Web page and app entries
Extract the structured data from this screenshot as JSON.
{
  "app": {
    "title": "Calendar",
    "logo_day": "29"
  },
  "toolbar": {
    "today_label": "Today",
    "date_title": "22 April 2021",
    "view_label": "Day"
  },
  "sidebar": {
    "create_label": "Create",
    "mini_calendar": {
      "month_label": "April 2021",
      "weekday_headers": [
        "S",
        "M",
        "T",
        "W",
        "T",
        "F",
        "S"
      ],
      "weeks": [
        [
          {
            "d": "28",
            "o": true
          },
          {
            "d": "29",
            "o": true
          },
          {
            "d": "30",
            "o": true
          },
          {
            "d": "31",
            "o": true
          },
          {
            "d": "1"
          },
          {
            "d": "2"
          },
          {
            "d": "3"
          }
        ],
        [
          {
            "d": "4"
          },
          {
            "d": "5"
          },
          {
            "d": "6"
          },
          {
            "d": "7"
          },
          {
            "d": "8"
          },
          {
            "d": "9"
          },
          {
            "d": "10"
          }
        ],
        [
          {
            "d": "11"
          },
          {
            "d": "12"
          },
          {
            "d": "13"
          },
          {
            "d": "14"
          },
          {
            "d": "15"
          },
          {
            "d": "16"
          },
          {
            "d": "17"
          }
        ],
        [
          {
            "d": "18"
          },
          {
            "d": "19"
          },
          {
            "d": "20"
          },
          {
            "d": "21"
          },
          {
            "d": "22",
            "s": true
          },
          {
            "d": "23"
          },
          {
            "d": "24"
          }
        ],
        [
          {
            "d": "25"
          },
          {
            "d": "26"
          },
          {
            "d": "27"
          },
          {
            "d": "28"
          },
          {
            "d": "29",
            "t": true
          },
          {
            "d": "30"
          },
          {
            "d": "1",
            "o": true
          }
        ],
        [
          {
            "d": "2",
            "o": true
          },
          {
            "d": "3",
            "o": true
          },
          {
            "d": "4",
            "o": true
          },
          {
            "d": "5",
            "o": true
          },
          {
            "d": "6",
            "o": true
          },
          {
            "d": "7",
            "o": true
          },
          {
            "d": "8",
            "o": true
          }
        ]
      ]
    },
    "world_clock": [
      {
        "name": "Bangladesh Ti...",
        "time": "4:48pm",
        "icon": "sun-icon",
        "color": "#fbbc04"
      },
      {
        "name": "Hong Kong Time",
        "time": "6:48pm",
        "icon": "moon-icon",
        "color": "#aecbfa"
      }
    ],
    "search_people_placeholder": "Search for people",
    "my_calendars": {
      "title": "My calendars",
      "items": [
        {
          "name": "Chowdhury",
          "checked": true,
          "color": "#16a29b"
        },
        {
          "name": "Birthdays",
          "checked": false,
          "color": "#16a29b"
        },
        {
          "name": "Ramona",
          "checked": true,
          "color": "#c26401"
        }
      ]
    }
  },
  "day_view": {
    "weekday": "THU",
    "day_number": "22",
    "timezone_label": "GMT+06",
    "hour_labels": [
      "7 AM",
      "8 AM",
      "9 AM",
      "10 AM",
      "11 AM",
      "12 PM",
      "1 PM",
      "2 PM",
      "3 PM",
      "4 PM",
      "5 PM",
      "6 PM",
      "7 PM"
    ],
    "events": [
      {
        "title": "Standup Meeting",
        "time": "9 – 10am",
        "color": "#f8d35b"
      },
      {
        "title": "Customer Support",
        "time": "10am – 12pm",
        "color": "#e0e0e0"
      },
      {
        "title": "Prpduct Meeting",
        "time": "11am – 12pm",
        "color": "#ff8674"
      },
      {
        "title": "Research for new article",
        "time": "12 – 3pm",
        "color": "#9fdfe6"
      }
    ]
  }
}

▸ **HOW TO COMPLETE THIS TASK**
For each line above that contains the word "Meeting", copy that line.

▸ **RESULT OF THE EXERCISE**
        "title": "Standup Meeting",
        "title": "Prpduct Meeting",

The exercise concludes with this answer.